_Problem description_
Across the whole listing, filter for the string "context" and copy every line that has it.

_Provided entries_

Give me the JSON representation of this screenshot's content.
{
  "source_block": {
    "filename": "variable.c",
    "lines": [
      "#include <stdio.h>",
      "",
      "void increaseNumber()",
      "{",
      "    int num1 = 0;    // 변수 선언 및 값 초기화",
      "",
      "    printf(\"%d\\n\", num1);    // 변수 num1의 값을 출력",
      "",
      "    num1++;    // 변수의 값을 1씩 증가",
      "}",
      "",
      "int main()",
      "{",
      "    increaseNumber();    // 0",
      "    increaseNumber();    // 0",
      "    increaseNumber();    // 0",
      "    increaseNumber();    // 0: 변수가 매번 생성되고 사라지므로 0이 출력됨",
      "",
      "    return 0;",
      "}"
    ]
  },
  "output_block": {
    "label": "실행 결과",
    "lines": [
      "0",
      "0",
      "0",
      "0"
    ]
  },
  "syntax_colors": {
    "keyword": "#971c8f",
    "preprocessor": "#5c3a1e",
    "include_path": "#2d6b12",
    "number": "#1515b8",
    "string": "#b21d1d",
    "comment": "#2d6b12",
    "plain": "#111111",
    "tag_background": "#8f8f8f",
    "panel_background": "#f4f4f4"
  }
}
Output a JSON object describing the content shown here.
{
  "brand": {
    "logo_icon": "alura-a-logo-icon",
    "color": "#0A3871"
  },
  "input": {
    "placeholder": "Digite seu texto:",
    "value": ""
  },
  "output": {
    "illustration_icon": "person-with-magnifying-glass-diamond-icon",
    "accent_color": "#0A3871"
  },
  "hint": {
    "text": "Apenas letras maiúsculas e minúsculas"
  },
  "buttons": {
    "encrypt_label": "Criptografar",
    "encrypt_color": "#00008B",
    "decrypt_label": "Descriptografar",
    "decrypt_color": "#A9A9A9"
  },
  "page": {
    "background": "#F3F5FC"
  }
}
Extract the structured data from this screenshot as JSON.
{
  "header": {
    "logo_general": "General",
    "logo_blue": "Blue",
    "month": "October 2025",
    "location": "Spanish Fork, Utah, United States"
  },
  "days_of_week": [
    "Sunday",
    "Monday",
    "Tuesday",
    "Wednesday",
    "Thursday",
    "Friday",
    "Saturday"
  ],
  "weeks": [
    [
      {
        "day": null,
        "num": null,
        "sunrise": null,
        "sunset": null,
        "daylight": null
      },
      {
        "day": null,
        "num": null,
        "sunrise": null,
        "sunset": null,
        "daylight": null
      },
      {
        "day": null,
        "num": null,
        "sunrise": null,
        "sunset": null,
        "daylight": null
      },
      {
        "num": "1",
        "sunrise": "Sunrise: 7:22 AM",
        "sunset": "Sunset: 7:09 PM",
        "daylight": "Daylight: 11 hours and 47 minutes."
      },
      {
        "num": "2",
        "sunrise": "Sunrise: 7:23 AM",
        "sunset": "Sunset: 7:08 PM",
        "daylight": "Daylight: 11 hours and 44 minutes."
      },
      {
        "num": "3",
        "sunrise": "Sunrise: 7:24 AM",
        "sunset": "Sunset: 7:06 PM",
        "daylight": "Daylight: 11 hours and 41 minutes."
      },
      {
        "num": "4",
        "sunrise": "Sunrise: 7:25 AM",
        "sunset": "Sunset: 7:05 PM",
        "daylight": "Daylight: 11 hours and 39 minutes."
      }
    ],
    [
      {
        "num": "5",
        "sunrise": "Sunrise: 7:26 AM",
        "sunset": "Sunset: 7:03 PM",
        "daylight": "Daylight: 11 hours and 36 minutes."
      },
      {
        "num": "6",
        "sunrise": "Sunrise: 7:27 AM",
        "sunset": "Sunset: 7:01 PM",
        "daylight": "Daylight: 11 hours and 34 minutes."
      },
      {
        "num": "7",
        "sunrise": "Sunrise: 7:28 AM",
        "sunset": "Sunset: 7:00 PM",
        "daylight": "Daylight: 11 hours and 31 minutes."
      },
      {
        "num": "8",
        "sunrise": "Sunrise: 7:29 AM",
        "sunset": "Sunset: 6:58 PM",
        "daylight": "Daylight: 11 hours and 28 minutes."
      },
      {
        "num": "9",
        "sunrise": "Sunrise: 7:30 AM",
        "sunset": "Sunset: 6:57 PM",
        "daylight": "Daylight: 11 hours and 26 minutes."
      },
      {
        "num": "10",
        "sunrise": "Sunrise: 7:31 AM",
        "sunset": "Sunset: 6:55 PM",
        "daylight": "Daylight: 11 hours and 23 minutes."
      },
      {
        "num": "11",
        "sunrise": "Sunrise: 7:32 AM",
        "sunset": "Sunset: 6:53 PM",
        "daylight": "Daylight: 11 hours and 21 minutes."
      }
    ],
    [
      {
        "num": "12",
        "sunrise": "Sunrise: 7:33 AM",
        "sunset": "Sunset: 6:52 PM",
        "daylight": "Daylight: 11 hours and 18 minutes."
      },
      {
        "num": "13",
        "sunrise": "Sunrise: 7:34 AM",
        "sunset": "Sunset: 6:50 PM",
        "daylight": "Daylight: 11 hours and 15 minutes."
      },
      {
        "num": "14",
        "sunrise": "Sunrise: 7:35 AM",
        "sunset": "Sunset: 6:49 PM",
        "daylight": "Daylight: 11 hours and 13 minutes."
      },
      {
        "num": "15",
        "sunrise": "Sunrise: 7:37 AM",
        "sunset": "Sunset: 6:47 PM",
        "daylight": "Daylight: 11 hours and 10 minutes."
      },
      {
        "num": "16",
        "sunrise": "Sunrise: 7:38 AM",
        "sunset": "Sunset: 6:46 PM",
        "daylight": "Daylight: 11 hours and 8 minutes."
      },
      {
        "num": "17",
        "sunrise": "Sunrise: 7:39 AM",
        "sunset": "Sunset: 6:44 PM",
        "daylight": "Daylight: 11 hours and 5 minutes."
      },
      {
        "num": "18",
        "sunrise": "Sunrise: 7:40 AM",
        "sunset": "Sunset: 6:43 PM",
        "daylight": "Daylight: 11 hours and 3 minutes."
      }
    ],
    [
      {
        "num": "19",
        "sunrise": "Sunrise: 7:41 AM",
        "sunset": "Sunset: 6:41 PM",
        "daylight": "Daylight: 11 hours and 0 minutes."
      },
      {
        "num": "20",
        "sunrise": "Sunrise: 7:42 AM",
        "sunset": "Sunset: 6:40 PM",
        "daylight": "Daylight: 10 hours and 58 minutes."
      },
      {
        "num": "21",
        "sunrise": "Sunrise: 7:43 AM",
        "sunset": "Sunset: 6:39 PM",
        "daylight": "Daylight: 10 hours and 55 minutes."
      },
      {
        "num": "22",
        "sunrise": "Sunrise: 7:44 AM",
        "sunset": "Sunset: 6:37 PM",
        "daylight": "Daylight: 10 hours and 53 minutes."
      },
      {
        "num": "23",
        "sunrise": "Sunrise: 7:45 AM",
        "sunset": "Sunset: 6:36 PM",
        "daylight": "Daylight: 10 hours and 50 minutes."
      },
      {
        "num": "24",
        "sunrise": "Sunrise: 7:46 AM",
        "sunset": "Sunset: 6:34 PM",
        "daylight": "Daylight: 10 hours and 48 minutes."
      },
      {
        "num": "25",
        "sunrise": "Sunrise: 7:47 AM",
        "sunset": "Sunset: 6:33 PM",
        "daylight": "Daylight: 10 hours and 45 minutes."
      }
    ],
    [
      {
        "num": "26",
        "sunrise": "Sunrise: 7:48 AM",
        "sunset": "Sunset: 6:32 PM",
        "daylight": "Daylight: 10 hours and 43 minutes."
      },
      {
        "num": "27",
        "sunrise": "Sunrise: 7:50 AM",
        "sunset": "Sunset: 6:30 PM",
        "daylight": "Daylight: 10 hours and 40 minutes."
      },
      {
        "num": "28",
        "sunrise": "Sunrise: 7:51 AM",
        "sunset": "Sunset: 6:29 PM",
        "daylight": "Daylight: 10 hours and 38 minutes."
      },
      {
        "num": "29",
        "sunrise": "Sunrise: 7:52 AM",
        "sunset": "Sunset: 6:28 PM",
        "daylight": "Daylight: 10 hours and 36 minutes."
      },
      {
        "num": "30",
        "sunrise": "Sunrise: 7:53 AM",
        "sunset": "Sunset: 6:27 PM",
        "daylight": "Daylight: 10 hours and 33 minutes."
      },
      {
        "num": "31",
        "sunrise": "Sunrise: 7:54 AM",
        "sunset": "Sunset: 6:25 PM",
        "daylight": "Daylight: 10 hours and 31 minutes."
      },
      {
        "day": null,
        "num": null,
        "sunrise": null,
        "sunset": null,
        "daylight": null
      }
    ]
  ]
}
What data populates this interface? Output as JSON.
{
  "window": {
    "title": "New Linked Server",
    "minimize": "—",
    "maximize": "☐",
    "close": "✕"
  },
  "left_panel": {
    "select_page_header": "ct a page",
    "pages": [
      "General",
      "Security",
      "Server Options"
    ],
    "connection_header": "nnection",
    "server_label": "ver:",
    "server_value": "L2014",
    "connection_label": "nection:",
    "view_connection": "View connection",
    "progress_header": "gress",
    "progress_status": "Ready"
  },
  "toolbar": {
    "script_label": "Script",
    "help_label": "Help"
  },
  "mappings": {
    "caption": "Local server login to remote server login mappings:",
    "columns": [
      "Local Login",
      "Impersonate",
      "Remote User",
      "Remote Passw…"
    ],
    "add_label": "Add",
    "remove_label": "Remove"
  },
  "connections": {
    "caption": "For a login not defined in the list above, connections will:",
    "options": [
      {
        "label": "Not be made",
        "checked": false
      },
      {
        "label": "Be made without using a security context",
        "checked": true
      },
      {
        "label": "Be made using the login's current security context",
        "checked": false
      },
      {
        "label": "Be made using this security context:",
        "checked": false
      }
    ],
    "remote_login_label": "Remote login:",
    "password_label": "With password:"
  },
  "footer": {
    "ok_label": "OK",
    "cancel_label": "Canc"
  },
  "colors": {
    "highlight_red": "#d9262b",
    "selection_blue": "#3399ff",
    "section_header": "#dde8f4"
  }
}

_Task output_
        "label": "Be made without using a security context",
        "label": "Be made using the login's current security context",
        "label": "Be made using this security context:",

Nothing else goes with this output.